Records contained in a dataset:
◆ ◆ ◆ ◆
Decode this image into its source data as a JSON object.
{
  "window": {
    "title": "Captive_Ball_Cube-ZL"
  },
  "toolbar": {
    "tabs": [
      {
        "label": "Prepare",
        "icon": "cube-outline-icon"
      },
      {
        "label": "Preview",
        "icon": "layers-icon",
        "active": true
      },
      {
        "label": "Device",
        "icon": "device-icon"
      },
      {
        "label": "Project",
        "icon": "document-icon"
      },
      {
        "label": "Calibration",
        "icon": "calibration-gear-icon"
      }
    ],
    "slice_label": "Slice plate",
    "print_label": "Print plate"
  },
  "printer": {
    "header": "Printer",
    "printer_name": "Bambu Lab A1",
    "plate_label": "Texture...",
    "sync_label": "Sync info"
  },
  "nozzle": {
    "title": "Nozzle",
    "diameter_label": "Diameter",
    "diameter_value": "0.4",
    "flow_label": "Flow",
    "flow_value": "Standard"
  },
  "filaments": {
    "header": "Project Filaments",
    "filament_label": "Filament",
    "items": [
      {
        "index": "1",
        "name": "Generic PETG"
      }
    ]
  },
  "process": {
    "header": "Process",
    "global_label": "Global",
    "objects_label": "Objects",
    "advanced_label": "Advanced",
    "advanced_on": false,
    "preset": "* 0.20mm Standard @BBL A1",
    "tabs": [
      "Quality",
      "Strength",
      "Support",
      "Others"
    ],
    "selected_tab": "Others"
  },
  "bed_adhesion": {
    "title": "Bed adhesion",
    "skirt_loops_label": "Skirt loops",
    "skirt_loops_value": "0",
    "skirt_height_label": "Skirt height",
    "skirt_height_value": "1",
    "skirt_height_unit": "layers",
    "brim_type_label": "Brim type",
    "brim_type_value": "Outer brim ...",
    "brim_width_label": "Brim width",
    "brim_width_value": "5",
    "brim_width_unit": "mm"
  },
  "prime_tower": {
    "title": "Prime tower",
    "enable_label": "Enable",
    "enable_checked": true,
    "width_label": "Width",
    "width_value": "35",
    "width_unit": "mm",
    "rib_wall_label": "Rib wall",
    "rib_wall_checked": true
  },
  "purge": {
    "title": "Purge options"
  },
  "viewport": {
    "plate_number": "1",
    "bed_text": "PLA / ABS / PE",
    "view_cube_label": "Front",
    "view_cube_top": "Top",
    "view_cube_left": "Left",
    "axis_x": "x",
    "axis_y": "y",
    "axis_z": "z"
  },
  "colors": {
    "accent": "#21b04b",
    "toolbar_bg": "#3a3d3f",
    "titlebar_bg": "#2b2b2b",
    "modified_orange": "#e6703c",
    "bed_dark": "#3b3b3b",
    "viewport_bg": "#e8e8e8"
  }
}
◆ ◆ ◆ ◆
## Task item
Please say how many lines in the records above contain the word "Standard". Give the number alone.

## Result of the task
2